● **EXERCISE DESCRIPTION**
Repeat every entry below exactly.

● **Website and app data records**
-- Opening Marker --
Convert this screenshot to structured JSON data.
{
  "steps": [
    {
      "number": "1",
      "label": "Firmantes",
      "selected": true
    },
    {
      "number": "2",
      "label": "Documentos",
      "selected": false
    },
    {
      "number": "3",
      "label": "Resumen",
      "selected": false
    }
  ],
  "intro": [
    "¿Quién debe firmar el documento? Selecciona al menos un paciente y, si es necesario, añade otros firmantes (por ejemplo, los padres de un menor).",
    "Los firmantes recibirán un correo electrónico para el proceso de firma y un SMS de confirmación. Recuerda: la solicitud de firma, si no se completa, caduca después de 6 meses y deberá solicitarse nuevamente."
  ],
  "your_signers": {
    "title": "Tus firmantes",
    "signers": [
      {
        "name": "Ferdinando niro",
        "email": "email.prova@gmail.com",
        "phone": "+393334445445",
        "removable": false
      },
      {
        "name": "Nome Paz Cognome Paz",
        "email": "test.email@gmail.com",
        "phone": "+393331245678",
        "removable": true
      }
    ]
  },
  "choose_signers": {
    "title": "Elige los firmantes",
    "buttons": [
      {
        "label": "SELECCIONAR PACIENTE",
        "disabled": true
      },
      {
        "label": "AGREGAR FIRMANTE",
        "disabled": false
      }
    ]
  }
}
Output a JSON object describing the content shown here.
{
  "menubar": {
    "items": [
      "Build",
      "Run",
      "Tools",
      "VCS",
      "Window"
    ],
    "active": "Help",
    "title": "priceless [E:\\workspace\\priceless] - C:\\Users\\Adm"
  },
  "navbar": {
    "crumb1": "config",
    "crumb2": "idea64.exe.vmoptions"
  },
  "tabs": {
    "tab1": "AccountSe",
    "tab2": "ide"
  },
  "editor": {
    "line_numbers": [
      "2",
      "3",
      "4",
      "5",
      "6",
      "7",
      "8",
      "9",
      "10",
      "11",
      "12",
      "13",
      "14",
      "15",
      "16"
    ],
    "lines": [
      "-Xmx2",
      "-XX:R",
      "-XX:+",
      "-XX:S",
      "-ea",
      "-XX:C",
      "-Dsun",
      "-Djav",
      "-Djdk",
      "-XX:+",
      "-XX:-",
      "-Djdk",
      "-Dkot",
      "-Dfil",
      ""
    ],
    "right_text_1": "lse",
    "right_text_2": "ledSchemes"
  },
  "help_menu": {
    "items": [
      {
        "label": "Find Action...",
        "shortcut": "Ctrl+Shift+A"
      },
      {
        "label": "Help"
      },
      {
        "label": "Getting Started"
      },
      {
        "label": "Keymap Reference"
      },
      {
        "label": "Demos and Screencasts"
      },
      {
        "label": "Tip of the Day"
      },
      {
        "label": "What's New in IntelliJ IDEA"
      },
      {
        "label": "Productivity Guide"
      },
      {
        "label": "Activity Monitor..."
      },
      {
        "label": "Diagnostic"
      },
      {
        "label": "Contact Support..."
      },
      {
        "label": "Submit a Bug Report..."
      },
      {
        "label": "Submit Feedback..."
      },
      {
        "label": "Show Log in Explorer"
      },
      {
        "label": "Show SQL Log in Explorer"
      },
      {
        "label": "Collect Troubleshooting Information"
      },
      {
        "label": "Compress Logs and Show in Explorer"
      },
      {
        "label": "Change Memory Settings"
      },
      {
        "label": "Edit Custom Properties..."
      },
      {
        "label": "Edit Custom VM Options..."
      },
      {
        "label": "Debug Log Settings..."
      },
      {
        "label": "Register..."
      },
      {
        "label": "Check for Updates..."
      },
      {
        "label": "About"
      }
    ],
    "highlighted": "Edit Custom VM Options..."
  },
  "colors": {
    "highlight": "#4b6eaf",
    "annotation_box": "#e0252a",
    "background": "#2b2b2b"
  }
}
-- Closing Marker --
● **WRITTEN RESPONSE**
Convert this screenshot to structured JSON data.
{
  "steps": [
    {
      "number": "1",
      "label": "Firmantes",
      "selected": true
    },
    {
      "number": "2",
      "label": "Documentos",
      "selected": false
    },
    {
      "number": "3",
      "label": "Resumen",
      "selected": false
    }
  ],
  "intro": [
    "¿Quién debe firmar el documento? Selecciona al menos un paciente y, si es necesario, añade otros firmantes (por ejemplo, los padres de un menor).",
    "Los firmantes recibirán un correo electrónico para el proceso de firma y un SMS de confirmación. Recuerda: la solicitud de firma, si no se completa, caduca después de 6 meses y deberá solicitarse nuevamente."
  ],
  "your_signers": {
    "title": "Tus firmantes",
    "signers": [
      {
        "name": "Ferdinando niro",
        "email": "email.prova@gmail.com",
        "phone": "+393334445445",
        "removable": false
      },
      {
        "name": "Nome Paz Cognome Paz",
        "email": "test.email@gmail.com",
        "phone": "+393331245678",
        "removable": true
      }
    ]
  },
  "choose_signers": {
    "title": "Elige los firmantes",
    "buttons": [
      {
        "label": "SELECCIONAR PACIENTE",
        "disabled": true
      },
      {
        "label": "AGREGAR FIRMANTE",
        "disabled": false
      }
    ]
  }
}
Output a JSON object describing the content shown here.
{
  "menubar": {
    "items": [
      "Build",
      "Run",
      "Tools",
      "VCS",
      "Window"
    ],
    "active": "Help",
    "title": "priceless [E:\\workspace\\priceless] - C:\\Users\\Adm"
  },
  "navbar": {
    "crumb1": "config",
    "crumb2": "idea64.exe.vmoptions"
  },
  "tabs": {
    "tab1": "AccountSe",
    "tab2": "ide"
  },
  "editor": {
    "line_numbers": [
      "2",
      "3",
      "4",
      "5",
      "6",
      "7",
      "8",
      "9",
      "10",
      "11",
      "12",
      "13",
      "14",
      "15",
      "16"
    ],
    "lines": [
      "-Xmx2",
      "-XX:R",
      "-XX:+",
      "-XX:S",
      "-ea",
      "-XX:C",
      "-Dsun",
      "-Djav",
      "-Djdk",
      "-XX:+",
      "-XX:-",
      "-Djdk",
      "-Dkot",
      "-Dfil",
      ""
    ],
    "right_text_1": "lse",
    "right_text_2": "ledSchemes"
  },
  "help_menu": {
    "items": [
      {
        "label": "Find Action...",
        "shortcut": "Ctrl+Shift+A"
      },
      {
        "label": "Help"
      },
      {
        "label": "Getting Started"
      },
      {
        "label": "Keymap Reference"
      },
      {
        "label": "Demos and Screencasts"
      },
      {
        "label": "Tip of the Day"
      },
      {
        "label": "What's New in IntelliJ IDEA"
      },
      {
        "label": "Productivity Guide"
      },
      {
        "label": "Activity Monitor..."
      },
      {
        "label": "Diagnostic"
      },
      {
        "label": "Contact Support..."
      },
      {
        "label": "Submit a Bug Report..."
      },
      {
        "label": "Submit Feedback..."
      },
      {
        "label": "Show Log in Explorer"
      },
      {
        "label": "Show SQL Log in Explorer"
      },
      {
        "label": "Collect Troubleshooting Information"
      },
      {
        "label": "Compress Logs and Show in Explorer"
      },
      {
        "label": "Change Memory Settings"
      },
      {
        "label": "Edit Custom Properties..."
      },
      {
        "label": "Edit Custom VM Options..."
      },
      {
        "label": "Debug Log Settings..."
      },
      {
        "label": "Register..."
      },
      {
        "label": "Check for Updates..."
      },
      {
        "label": "About"
      }
    ],
    "highlighted": "Edit Custom VM Options..."
  },
  "colors": {
    "highlight": "#4b6eaf",
    "annotation_box": "#e0252a",
    "background": "#2b2b2b"
  }
}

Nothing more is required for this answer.